Like Hermit Crabs

I went to the quiet place and, while seeking guidance, was shown an image of a place from my teen years. I had the feeling that someone in the Asatru community would find the information useful and that I was to write about it. It's all about housing and community.

In my teen years, I lived in Arkansas. There was a group of people who lived on land a few miles away. The locals called these people Gypsies, but I was never sure of who they really were. When I first noticed them, they all lived in campers except for one family that had a mobile home.

Before too long, the mobile home was joined by another, this one the coveted double wide. More mobile homes joined in until all of the campers were replaced by mobile homes. It was interesting to see how the community built itself.

The next big development came in the form of a more traditional house. This replaced one of the mobile homes. Then came another house, and another. Before a few years had passed, the field of campers had been replaced with a small housing addition.

The talk among those "in the know" said that the community had built itself in a specific pattern. The people there had a very clear hierarchy and a strong attachment to community. When they all had campers, they pooled their money until they could buy the land where they parked. Then they pooled their money until they could buy the first trailer. The head family moved into the trailer.

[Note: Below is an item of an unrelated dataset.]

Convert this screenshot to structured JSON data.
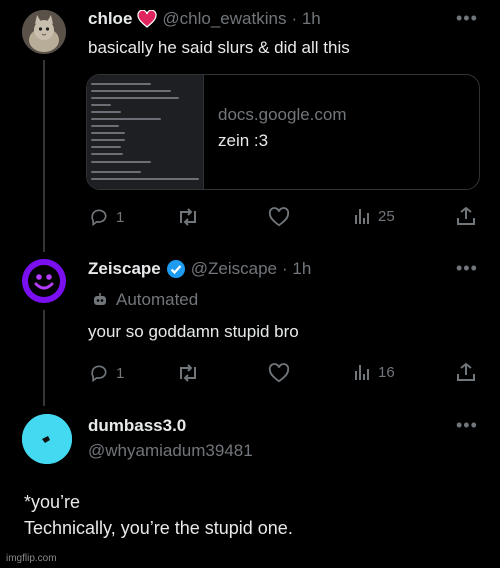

They pooled their money again to buy the next trailer. The head family moved into the new trailer. The second family moved into the first trailer, and everyone else got to move into the next best camper according to their social rank. This is reminiscent of how hermit crabs form a vacancy chain to move into a slightly larger shell. This group continued this pattern until everyone had a house.

I'm not sure exactly why The Silent One thought I should relate this. It is, perhaps, a lesson on how the Asatruar should work to help each other. We have a tendency to be small Kindreds or loosely associated individuals. Some of our larger groups have collapsed due to infighting. There is probably some room for a middle ground.

If you have a kindred, do you pool some of your resources? Do you work together to accomplish projects? I've heard of some kindreds saving up to buy land for their group. The usual problems have to do with the tax paperwork and the way people come and go.

If you know of a job opening, do you try to get word out to other Asatru people? If there is a business opportunity, do you get the word out? If you hear of a good deal on real estate or an apartment, who do you tell?

One of the strengths of many Christian churches is that they try to make sure that their members get first crack at opportunities. They do business with each other. They give discounts to their brethren. This may seem a little unfair, but that's life. They are going to do it, and we aren't going to change that any time soon. The important thing is, can we learn from it?

I sometimes imagine an Asatru town. Someone buys a house and business in a small town. They put the word out to other Asatruar to find employees who then move to the town. Gradually, others move to the town and start their own businesses. If the town is small enough to start with, there is little worry of harassment from other religions. Between online business and local, the small town could be prosperous. They could eventually host festivals that attract other Asatruar from around the country. The success could lead to seminars in how to do the same thing elsewhere. It's a nice dream, but it may be a while yet.

Please take some time and think about what you can do to help your fellow Asatruar. What can you do to help make the community stronger? A strong community is in your best interest.